Prior to the interview that got me my first job in PR, I remember researching why PR was different from marketing and advertising.
I did a few hours of my own reading and thinking to get a grip on the comparisons, but it was when I was in the interview itself that the interviewer told me this old analogy: “Imagine you’re in a bar and see someone you like the look of … Advertising is you telling her you’re great in bed; marketing is getting your friend to tell her you’re great in bed; PR is getting her friend to tell her you’re great in bed.”
Somewhat crass though it is, this makes sense on a basic level, but I’ve been thinking about another definition.
For me, advertising is selling people stuff they didn’t know they needed or wanted; marketing is selling stuff to people that have the need or want, but aren’t sure which provider to buy it from; PR, on the hand, is about creating or shifting opinions about that stuff. Often, this resultant consumer desire to buy something happens without consciously knowing what gave you the urge.
There are more confusing ways of describing what we all do, but that doesn’t mean we should use them. The ever-increasing myriad of marketing options has only seemed to further confuse us all and it doesn’t help the majority of us when we are selling our services. It also doesn’t help when we are trying to structure internal teams in ways that produce the best ideas across departments.
What I’ve stated above is how I would describe PR in relation to advertising and marketing, to someone who doesn’t work in the industry. This leads on to an important point we should always consider: will people outside our media ghetto care about what we are creating?

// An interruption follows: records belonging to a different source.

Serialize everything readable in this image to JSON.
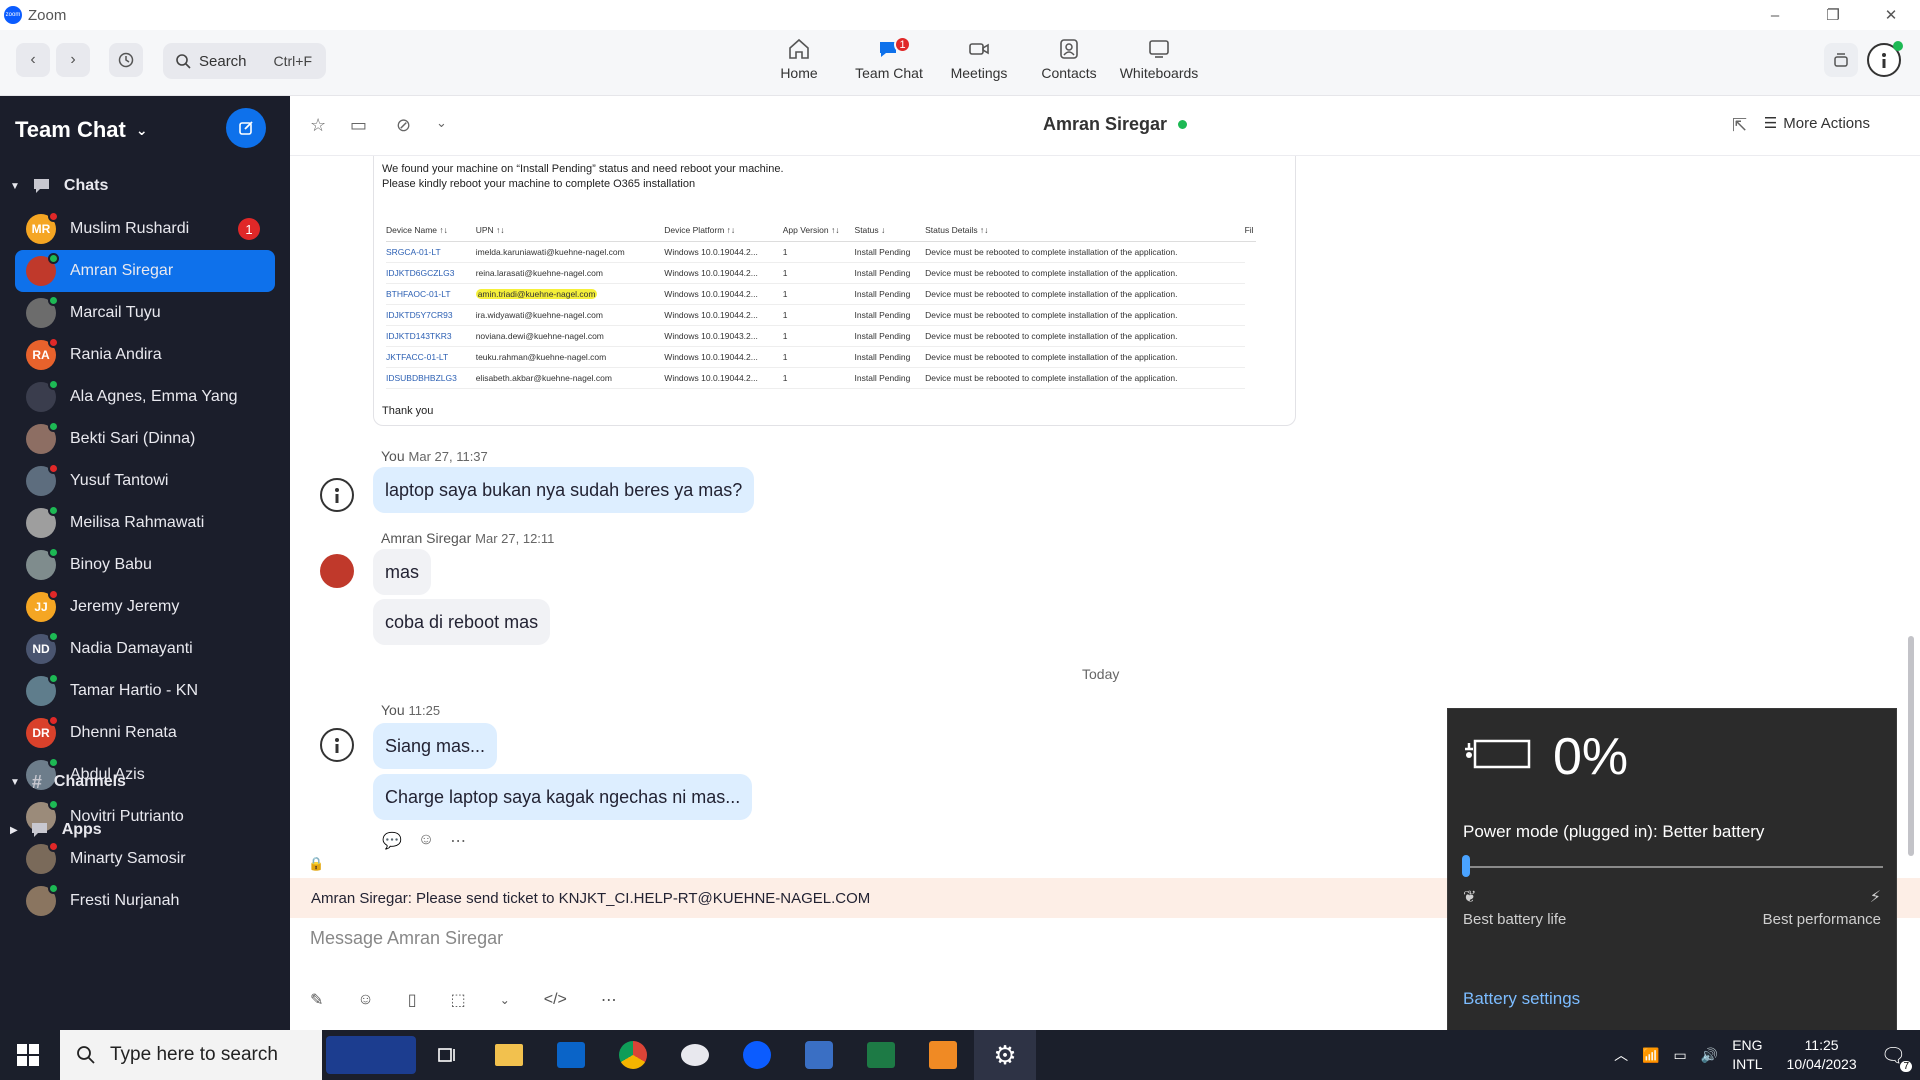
{
  "window": {
    "app_title": "Zoom",
    "minimize": "–",
    "restore": "❐",
    "close": "✕"
  },
  "topnav": {
    "search_label": "Search",
    "search_shortcut": "Ctrl+F",
    "tabs": [
      {
        "label": "Home",
        "icon": "home-icon"
      },
      {
        "label": "Team Chat",
        "icon": "chat-icon",
        "badge": "1"
      },
      {
        "label": "Meetings",
        "icon": "video-icon"
      },
      {
        "label": "Contacts",
        "icon": "contacts-icon"
      },
      {
        "label": "Whiteboards",
        "icon": "whiteboard-icon"
      }
    ]
  },
  "sidebar": {
    "title": "Team Chat",
    "chats_section": "Chats",
    "channels_section": "Channels",
    "apps_section": "Apps",
    "items": [
      {
        "name": "Muslim Rushardi",
        "initials": "MR",
        "color": "#f5a623",
        "badge": "1"
      },
      {
        "name": "Amran Siregar",
        "initials": "",
        "color": "#c0392b",
        "active": true
      },
      {
        "name": "Marcail Tuyu",
        "initials": "",
        "color": "#6c6c6c"
      },
      {
        "name": "Rania Andira",
        "initials": "RA",
        "color": "#e8622c"
      },
      {
        "name": "Ala Agnes, Emma Yang",
        "initials": "",
        "color": "#3a3d4d"
      },
      {
        "name": "Bekti Sari (Dinna)",
        "initials": "",
        "color": "#8d6e63"
      },
      {
        "name": "Yusuf Tantowi",
        "initials": "",
        "color": "#5d6d7e"
      },
      {
        "name": "Meilisa Rahmawati",
        "initials": "",
        "color": "#9e9e9e"
      },
      {
        "name": "Binoy Babu",
        "initials": "",
        "color": "#7f8c8d"
      },
      {
        "name": "Jeremy Jeremy",
        "initials": "JJ",
        "color": "#f5a623"
      },
      {
        "name": "Nadia Damayanti",
        "initials": "ND",
        "color": "#4a5570"
      },
      {
        "name": "Tamar Hartio - KN",
        "initials": "",
        "color": "#5f7d8c"
      },
      {
        "name": "Dhenni Renata",
        "initials": "DR",
        "color": "#d9412b"
      },
      {
        "name": "Abdul Azis",
        "initials": "",
        "color": "#6d7d8b"
      },
      {
        "name": "Novitri Putrianto",
        "initials": "",
        "color": "#9b8b7a"
      },
      {
        "name": "Minarty Samosir",
        "initials": "",
        "color": "#7a6a5a"
      },
      {
        "name": "Fresti Nurjanah",
        "initials": "",
        "color": "#8a7560"
      }
    ]
  },
  "chat": {
    "peer_name": "Amran Siregar",
    "more_actions": "More Actions",
    "image": {
      "line1": "We found your machine on “Install Pending” status and need reboot your machine.",
      "line2": "Please kindly reboot your machine to complete O365 installation",
      "headers": [
        "Device Name ↑↓",
        "UPN ↑↓",
        "Device Platform ↑↓",
        "App Version ↑↓",
        "Status ↓",
        "Status Details ↑↓",
        "Fil"
      ],
      "rows": [
        [
          "SRGCA-01-LT",
          "imelda.karuniawati@kuehne-nagel.com",
          "Windows 10.0.19044.2...",
          "1",
          "Install Pending",
          "Device must be rebooted to complete installation of the application."
        ],
        [
          "IDJKTD6GCZLG3",
          "reina.larasati@kuehne-nagel.com",
          "Windows 10.0.19044.2...",
          "1",
          "Install Pending",
          "Device must be rebooted to complete installation of the application."
        ],
        [
          "BTHFAOC-01-LT",
          "amin.triadi@kuehne-nagel.com",
          "Windows 10.0.19044.2...",
          "1",
          "Install Pending",
          "Device must be rebooted to complete installation of the application."
        ],
        [
          "IDJKTD5Y7CR93",
          "ira.widyawati@kuehne-nagel.com",
          "Windows 10.0.19044.2...",
          "1",
          "Install Pending",
          "Device must be rebooted to complete installation of the application."
        ],
        [
          "IDJKTD143TKR3",
          "noviana.dewi@kuehne-nagel.com",
          "Windows 10.0.19043.2...",
          "1",
          "Install Pending",
          "Device must be rebooted to complete installation of the application."
        ],
        [
          "JKTFACC-01-LT",
          "teuku.rahman@kuehne-nagel.com",
          "Windows 10.0.19044.2...",
          "1",
          "Install Pending",
          "Device must be rebooted to complete installation of the application."
        ],
        [
          "IDSUBDBHBZLG3",
          "elisabeth.akbar@kuehne-nagel.com",
          "Windows 10.0.19044.2...",
          "1",
          "Install Pending",
          "Device must be rebooted to complete installation of the application."
        ]
      ],
      "highlighted_row": 2,
      "footer": "Thank you"
    },
    "msg1": {
      "sender": "You",
      "time": "Mar 27, 11:37",
      "text": "laptop saya bukan nya sudah beres ya mas?"
    },
    "msg2": {
      "sender": "Amran Siregar",
      "time": "Mar 27, 12:11",
      "text1": "mas",
      "text2": "coba di reboot mas"
    },
    "today": "Today",
    "msg3": {
      "sender": "You",
      "time": "11:25",
      "text1": "Siang mas...",
      "text2": "Charge laptop saya kagak ngechas ni mas..."
    },
    "notice": "Amran Siregar: Please send ticket to KNJKT_CI.HELP-RT@KUEHNE-NAGEL.COM",
    "input_placeholder": "Message Amran Siregar"
  },
  "battery": {
    "percent": "0%",
    "mode": "Power mode (plugged in): Better battery",
    "mode_level": 0.0,
    "left_label": "Best battery life",
    "right_label": "Best performance",
    "settings_link": "Battery settings"
  },
  "taskbar": {
    "search_placeholder": "Type here to search",
    "lang": "ENG",
    "layout": "INTL",
    "time": "11:25",
    "date": "10/04/2023",
    "notif_count": "7"
  }
}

Anyway, these are my views on defining ourselves and why it’s important. What are yours? Do you think clarity between the disciplines is important?
(Image courtesy of Christian Montone)